EXERCISE REQUIREMENTS: Your answer should be every line of the records that contains the word "Arch", copied as it stands.

(Dataset items)
====

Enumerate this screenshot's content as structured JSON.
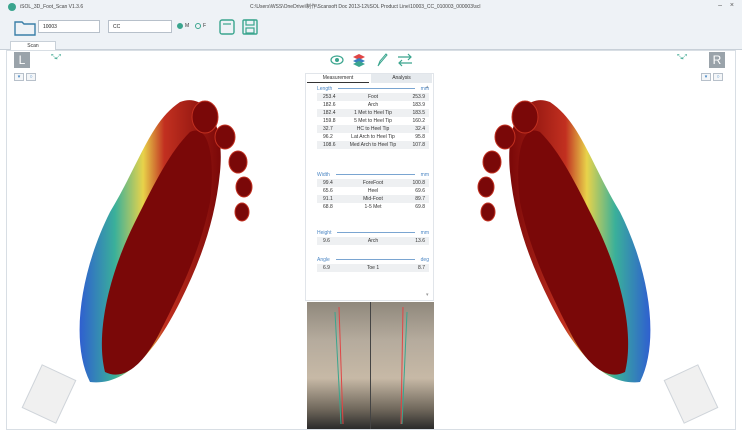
{
  "window": {
    "title": "iSOL_3D_Foot_Scan V1.3.6",
    "path": "C:\\Users\\WSS\\OneDrive\\制作\\Scansoft Doc 2013-12\\iSOL Product Line\\10003_CC_010003_000003\\scl"
  },
  "toolbar": {
    "patient_id": "10003",
    "name": "CC",
    "gender_m": "M",
    "gender_f": "F"
  },
  "tabs": [
    "Scan"
  ],
  "left_view_label": "L",
  "right_view_label": "R",
  "panel": {
    "tabs": [
      "Measurement",
      "Analysis"
    ],
    "length": {
      "title": "Length",
      "unit": "mm",
      "rows": [
        {
          "l": "253.4",
          "m": "Foot",
          "r": "253.9"
        },
        {
          "l": "182.6",
          "m": "Arch",
          "r": "183.9"
        },
        {
          "l": "182.4",
          "m": "1 Met to Heel Tip",
          "r": "183.5"
        },
        {
          "l": "159.8",
          "m": "5 Met to Heel Tip",
          "r": "160.2"
        },
        {
          "l": "32.7",
          "m": "HC to Heel Tip",
          "r": "32.4"
        },
        {
          "l": "96.2",
          "m": "Lat Arch to Heel Tip",
          "r": "95.8"
        },
        {
          "l": "108.6",
          "m": "Med Arch to Heel Tip",
          "r": "107.8"
        }
      ]
    },
    "width": {
      "title": "Width",
      "unit": "mm",
      "rows": [
        {
          "l": "99.4",
          "m": "ForeFoot",
          "r": "100.8"
        },
        {
          "l": "65.6",
          "m": "Heel",
          "r": "69.6"
        },
        {
          "l": "91.1",
          "m": "Mid-Foot",
          "r": "89.7"
        },
        {
          "l": "68.8",
          "m": "1-5 Met",
          "r": "69.8"
        }
      ]
    },
    "height": {
      "title": "Height",
      "unit": "mm",
      "rows": [
        {
          "l": "9.6",
          "m": "Arch",
          "r": "13.6"
        }
      ]
    },
    "angle": {
      "title": "Angle",
      "unit": "deg",
      "rows": [
        {
          "l": "6.9",
          "m": "Toe 1",
          "r": "8.7"
        }
      ]
    }
  },
  "icons": {
    "accent": "#3aa58e",
    "blue": "#4b86c4"
  }
}
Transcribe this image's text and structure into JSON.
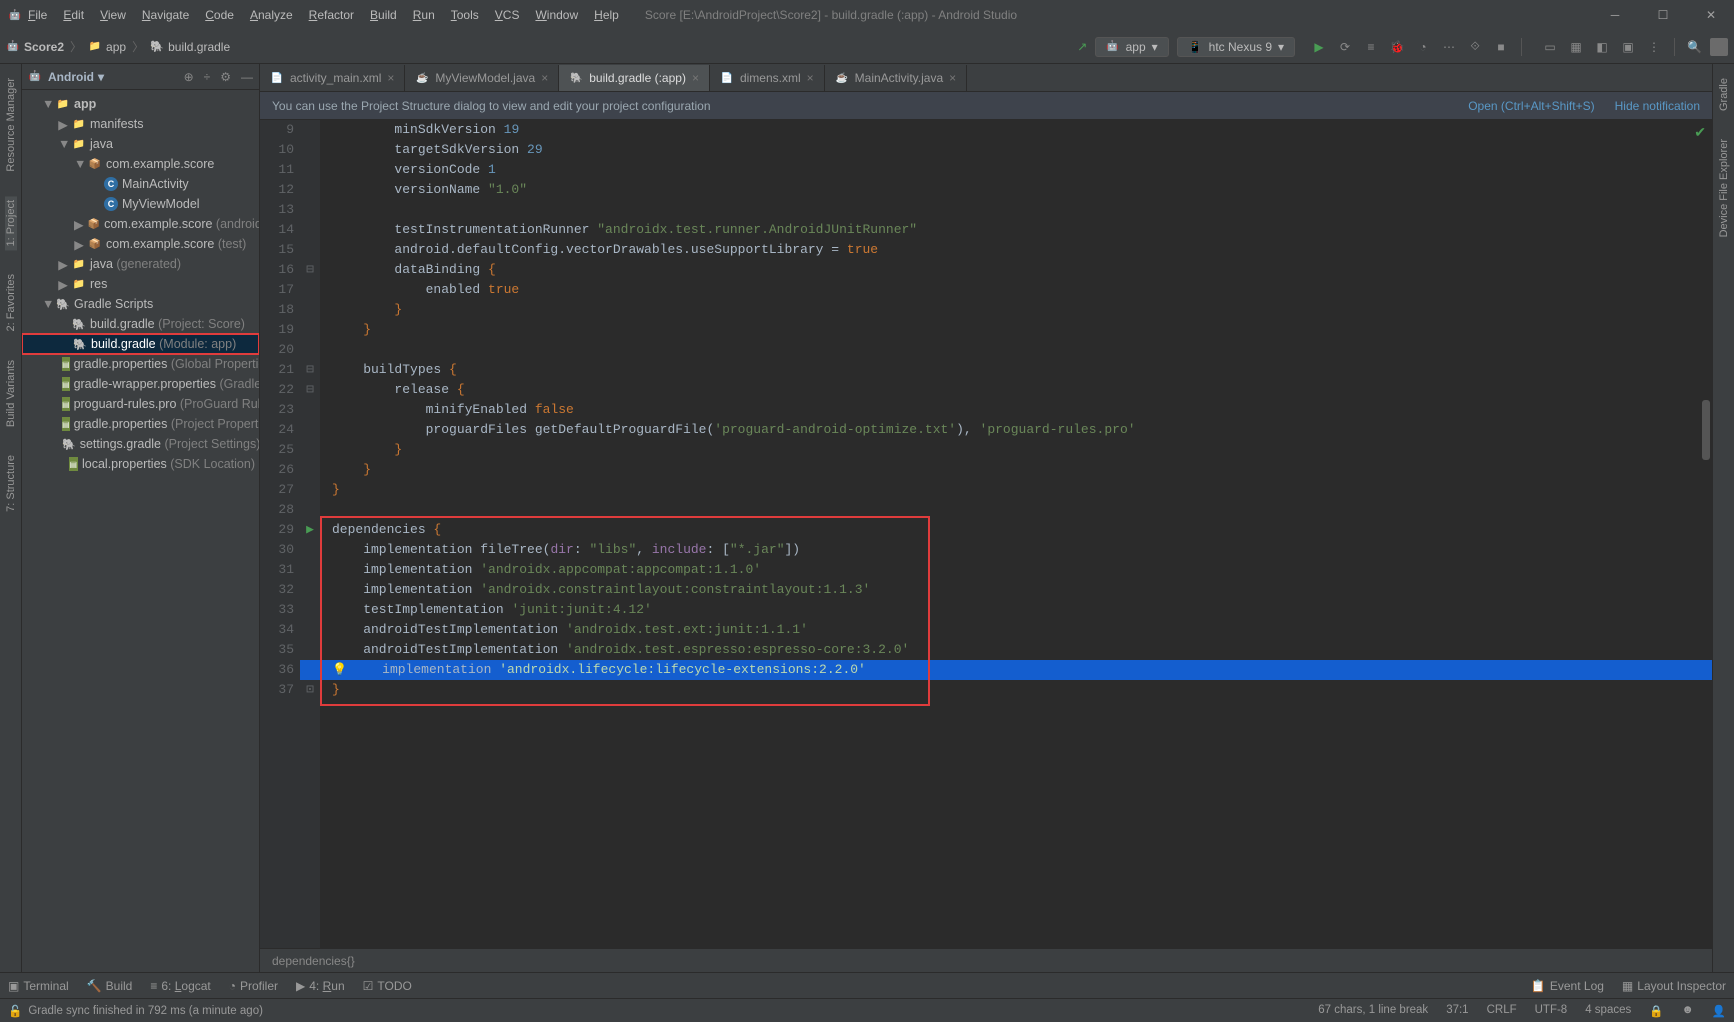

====

RESULT OF THIS EXERCISE:
          "m": "Arch",
          "m": "Lat Arch to Heel Tip",
          "m": "Med Arch to Heel Tip",
          "m": "Arch",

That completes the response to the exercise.